Mildenhall: Mabbs Hall care home handed improvement notice after inspectors found basic standards were not being met
A CARE home has been told it needs to do more to protect the safety and welfare of its residents after inspectors found basic standards were not being met.
An unannounced visit to Mabbs Hall Care Home in Mildenhall by the Care Quality Commission (CQC), found that food and fluids were not being supplied in “sufficient quantities”, pressure sores were not being monitored and proper assessments were not being carried out on residents at risk of malnutrition or dehydration.
One resident was said to have sustained a serious injury due to “insufficient instructions available to staff on falls management and prevention”.
Yesterday, the regulator said they had issued a formal warning to owners MNS Care Plc and added that further action will be taken if improvements are not made.
Andrea Gordon, deputy director of operations (central region) for CQC, said: “The law says these are the standards that everyone should be able to expect. Providers have a duty to ensure they are compliant.
You may also want to watch:
“These warnings send a clear message that Mabbs Hall Care Home needs to address this issue or face further consequences.
“Our inspectors will return in the near future and if we find that the required progress is not made we won’t hesitate to use our legal powers to protect the people who use this service.”
- 1 Pictures show flooding along Suffolk coast
- 2 Large cannabis farm discovered in property near Suffolk-Essex border
- 3 11 Suffolk hotels named among best in the country
- 4 Ipswich Town transfer rumour: Villa set to recall Barry in January
- 5 Police officers praised for saving baby's life with CPR
- 6 No need to wait for booster invitation - clarification after Covid jab confusion
- 7 Work finally starts on the Ipswich Garden Suburb after decades of debate
- 8 Red flooding alert issued for Suffolk coastal town
- 9 New shop for farm that focuses on mental health
- 10 Family pays tribute to 'gentle giant' who died in motorbike crash
A spokesman for the CQC said that an inspection in October found that one resident at the High Street-based home, who was at risk of pressure sores, was not monitored and had no care plan in place. As a consequence the resident developed a serious pressure sore.
Inspectors also reported that weight loss updates for several people had not been monitored or managed and several falls and nutrition risk assessments contained incorrect calculations.

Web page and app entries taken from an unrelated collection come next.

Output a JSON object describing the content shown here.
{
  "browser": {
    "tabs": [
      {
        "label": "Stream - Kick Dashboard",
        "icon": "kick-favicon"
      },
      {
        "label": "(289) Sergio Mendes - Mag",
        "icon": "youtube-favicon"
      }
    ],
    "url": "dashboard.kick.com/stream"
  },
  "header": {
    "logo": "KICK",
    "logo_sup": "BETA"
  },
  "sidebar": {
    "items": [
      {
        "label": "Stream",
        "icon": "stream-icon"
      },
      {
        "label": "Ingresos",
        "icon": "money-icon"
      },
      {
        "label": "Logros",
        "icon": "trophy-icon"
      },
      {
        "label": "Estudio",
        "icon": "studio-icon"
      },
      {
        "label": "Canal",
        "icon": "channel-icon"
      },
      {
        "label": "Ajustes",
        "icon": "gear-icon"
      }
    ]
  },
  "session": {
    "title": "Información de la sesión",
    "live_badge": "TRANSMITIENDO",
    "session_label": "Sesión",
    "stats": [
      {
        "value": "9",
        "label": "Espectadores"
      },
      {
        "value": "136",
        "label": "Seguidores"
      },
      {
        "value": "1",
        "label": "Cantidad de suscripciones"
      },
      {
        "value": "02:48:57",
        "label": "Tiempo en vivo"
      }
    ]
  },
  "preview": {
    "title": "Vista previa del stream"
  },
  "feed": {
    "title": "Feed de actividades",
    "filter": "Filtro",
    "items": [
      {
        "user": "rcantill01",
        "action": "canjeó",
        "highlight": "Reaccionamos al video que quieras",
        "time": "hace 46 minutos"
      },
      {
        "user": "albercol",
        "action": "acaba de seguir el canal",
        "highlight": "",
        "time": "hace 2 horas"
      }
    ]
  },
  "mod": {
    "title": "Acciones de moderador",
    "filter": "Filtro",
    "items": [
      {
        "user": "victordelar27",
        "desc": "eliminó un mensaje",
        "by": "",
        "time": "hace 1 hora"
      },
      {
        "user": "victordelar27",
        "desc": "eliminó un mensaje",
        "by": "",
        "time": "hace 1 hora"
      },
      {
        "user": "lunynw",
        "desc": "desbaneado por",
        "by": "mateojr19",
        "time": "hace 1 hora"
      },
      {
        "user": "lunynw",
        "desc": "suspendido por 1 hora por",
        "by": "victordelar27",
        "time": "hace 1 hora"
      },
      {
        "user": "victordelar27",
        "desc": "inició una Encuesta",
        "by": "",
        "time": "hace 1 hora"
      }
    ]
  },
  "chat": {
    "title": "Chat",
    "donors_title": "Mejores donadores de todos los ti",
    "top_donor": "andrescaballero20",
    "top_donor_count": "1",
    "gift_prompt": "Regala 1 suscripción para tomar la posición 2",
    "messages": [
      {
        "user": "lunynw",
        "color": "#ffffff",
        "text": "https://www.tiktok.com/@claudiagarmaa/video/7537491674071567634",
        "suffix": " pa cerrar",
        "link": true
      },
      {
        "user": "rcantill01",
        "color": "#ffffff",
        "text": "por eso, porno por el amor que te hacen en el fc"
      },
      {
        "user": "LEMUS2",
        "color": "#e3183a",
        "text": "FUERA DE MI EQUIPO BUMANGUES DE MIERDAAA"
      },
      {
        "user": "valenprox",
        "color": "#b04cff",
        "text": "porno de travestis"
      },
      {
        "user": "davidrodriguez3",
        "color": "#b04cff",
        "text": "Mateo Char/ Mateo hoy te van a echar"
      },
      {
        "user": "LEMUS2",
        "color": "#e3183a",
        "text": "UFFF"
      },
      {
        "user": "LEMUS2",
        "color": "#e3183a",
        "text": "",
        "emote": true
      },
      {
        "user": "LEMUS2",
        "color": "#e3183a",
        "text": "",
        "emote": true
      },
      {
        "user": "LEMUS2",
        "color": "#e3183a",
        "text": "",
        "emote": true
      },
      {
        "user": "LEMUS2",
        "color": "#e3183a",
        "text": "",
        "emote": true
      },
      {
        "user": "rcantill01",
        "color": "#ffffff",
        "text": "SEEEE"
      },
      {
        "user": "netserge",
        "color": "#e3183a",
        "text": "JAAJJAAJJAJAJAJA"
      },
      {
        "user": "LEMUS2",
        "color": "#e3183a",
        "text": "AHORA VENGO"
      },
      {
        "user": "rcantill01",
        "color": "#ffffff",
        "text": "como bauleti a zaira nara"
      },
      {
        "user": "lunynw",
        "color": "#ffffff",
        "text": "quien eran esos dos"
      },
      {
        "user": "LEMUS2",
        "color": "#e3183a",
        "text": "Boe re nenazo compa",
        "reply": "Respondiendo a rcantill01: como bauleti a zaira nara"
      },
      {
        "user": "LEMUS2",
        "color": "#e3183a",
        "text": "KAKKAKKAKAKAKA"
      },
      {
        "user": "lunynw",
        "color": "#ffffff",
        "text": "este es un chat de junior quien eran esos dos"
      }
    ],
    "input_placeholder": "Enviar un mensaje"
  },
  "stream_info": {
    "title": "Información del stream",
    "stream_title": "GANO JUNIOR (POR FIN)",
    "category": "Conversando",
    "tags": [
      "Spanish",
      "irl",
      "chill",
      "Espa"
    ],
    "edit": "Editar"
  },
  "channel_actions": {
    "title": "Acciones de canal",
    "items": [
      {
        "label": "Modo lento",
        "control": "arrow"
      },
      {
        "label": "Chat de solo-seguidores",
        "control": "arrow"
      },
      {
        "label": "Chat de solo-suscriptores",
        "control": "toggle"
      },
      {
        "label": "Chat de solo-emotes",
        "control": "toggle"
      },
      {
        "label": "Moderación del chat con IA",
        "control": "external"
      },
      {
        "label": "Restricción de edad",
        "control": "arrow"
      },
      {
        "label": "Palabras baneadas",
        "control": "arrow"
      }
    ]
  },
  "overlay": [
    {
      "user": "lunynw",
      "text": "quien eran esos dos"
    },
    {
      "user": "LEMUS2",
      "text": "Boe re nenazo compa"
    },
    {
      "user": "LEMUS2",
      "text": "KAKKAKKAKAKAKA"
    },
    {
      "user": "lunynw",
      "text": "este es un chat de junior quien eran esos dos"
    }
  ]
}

Tracey Mordecai, manager of Mabbs Hall, which can accommodate 29 people, said: “We were recently inspected by the CQC and we were issued with some improvement notices. Unfortunately Mabbs Hall has suffered from a high turnover of managers in the past year which has led to falling standards. However, I am 100% committed to my role as new manager and intend to remain at Mabbs Hall for some time.”
She added: “All the requested work from the improvement notices has been completed and we look forward to welcoming CQC back to the home in order to show them the progress that has been made.”
If improvements are not made CQC has a range of enforcement powers including restricting or cancelling services.